VC Funding To Early-Stage Latinx-Founded Startups In The US Has Stalled. Here’s Why That Matters

Editor’s note: This article is part of Something Ventured, an ongoing series by Crunchbase News examining diversity and access to capital in the venture-backed startup ecosystem. Access the full project here.

Tai Adaya launched skin care startup HABIT in mid-2020 and within a year the company was profitable and viral on social media platform TikTok, feats that would make any startup founder proud. But as it turns out, critical venture capital funding—the kind of money that allows startups to scale and market—was harder to nail down than consumer buy-in.

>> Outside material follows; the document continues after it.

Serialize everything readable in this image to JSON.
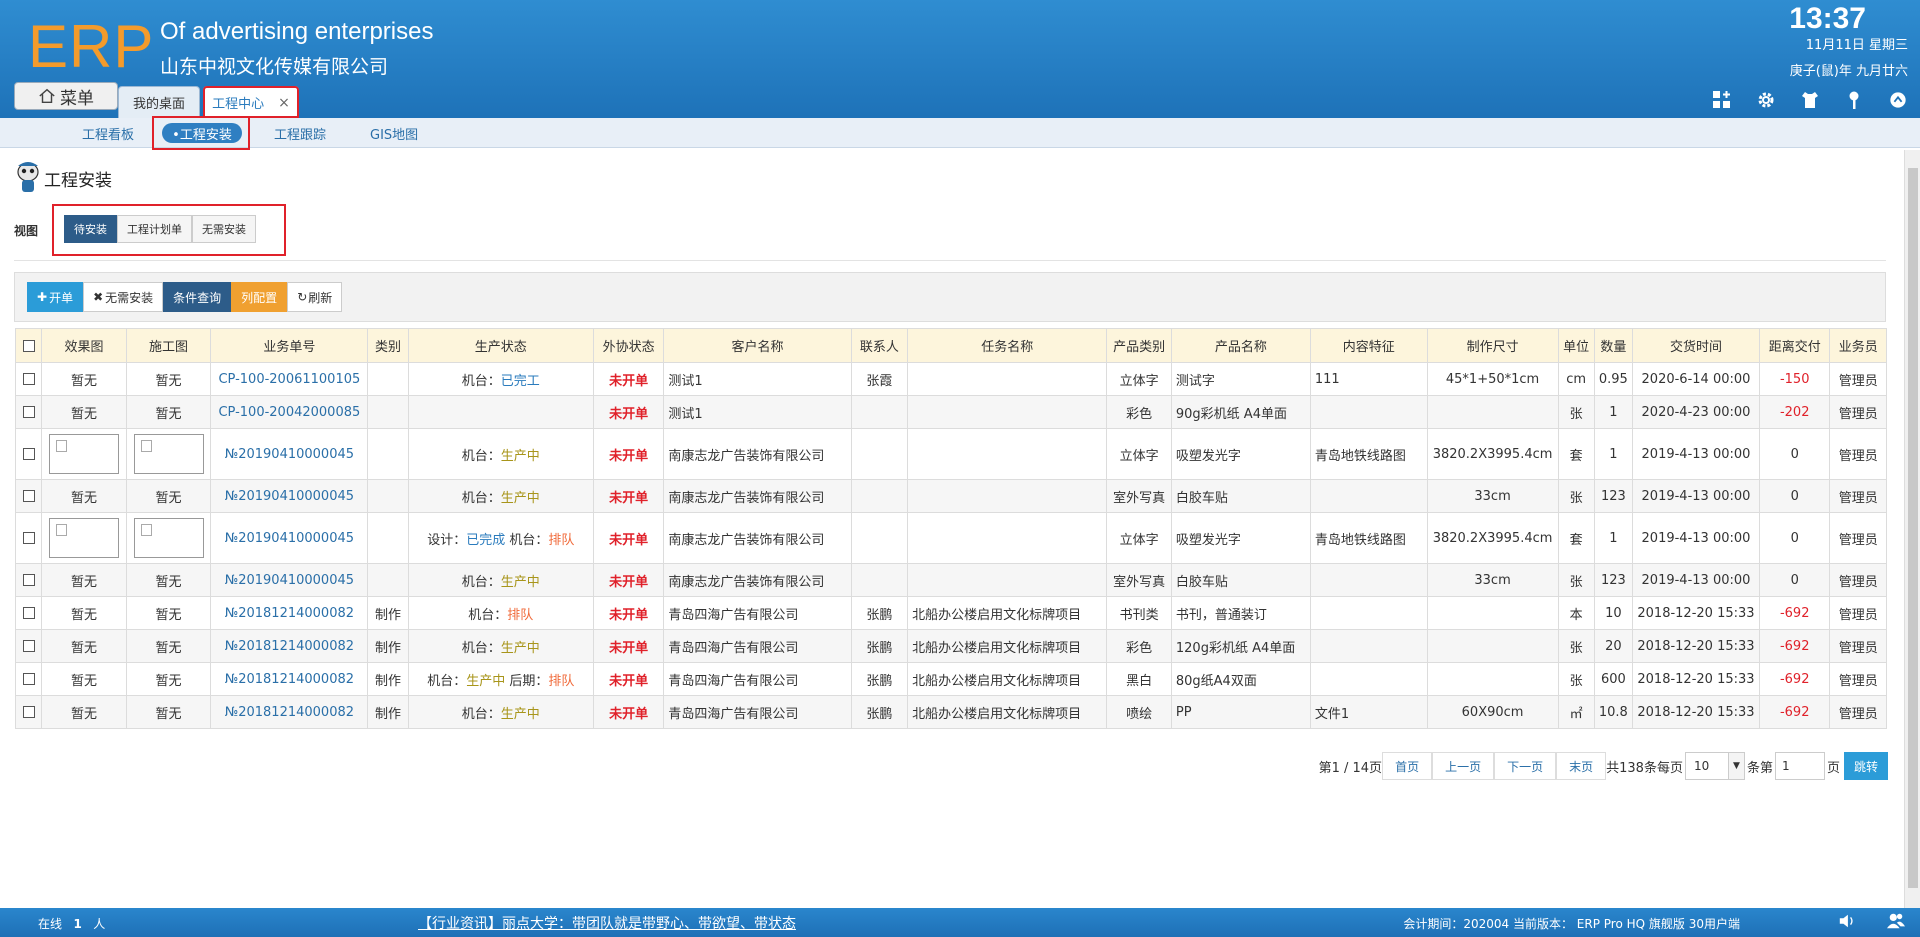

Adaya is one of a large and growing cohort of Latinx startup founders in the U.S. But Crunchbase data shows that while funding to Latinx founders has increased in dollar terms—from $1.7 billion in 2017 to $6.8 billion in 2021—that growth only slightly outpaced the overall increase in U.S. venture capital investments, leaving Latinx startup funding stuck stubbornly at around 2 percent of the overall startup investment pie.

Field of Dreams: Exploration of Entrepreneurial Possibilities

For several decades, entrepreneurship scholarship has been fixated on understanding the “the processes of discovery, evaluation, and exploitation of opportunities” (Shane & Venkataraman, 2000: 218). This has fundamentally shaped how we teach entrepreneurship to students at all levels, leading to an emphasis on the heroic cognitive powers of individuals.

However, the process of where ideas come from has been far less studied, and we need to understand this more deeply. Consider that nanotechnology had its genesis in science fiction stories, which stimulated widespread conversations about many possible futures—both utopian and dystopian (Granqvist and Laurila, 2011). Eventually these discussions spurred dreamers to experiment in nanotechnology, which paved the way for discovery, opportunity and marketable products. We feel that storytelling and other intangible, unmeasurable factors play an important role in providing the initial wisps of ideas that eventually solidify into opportunities to be exploited.

Omicron drives U.S. deaths higher than in fall’s delta wave

Omicron, the highly contagious coronavirus variant sweeping across the country, is driving the daily American death toll higher than during last fall’s delta wave, with deaths likely to keep rising for days or even weeks.

The seven-day rolling average for daily new COVID-19 deaths in the U.S. has been climbing since mid-November, reaching 2,267 on Thursday and surpassing a September peak of 2,100 when delta was the dominant variant.

Now omicron is estimated to account for nearly all the virus circulating in the nation. And even though it causes less severe disease for most people, the fact that it is more transmissible means more people are falling ill and dying.


Tech suppliers were on the receiving end of more than 100 funding rounds or acquisitions in 2021. Here’s a look at the highlights.

The Great Immigrant Resignation: Fed Up Indian Tech Workers Ditch the American Dream

America’s loss is India’s gain, as U.S.-educated entrepreneurs return to startup-crazed India to launch new companies.

For four years, Sameer and Pragya Goyal lived the Indian American Dream.

Newly immigrated from India to the U.S., the Goyals both worked for Amazon, notching six-figure salaries in their 20s. They lived in an apartment in downtown Seattle with floor-to-ceiling windows that afforded a precious glimpse of an inlet that flowed out to the Pacific Ocean. On weekends, they went on hikes or gathered with friends on the rooftop deck of their high-rise, playing board games as they ate and drank on the ample terrace that was outfitted with large television screens and fireplaces that came alive at the touch of a button.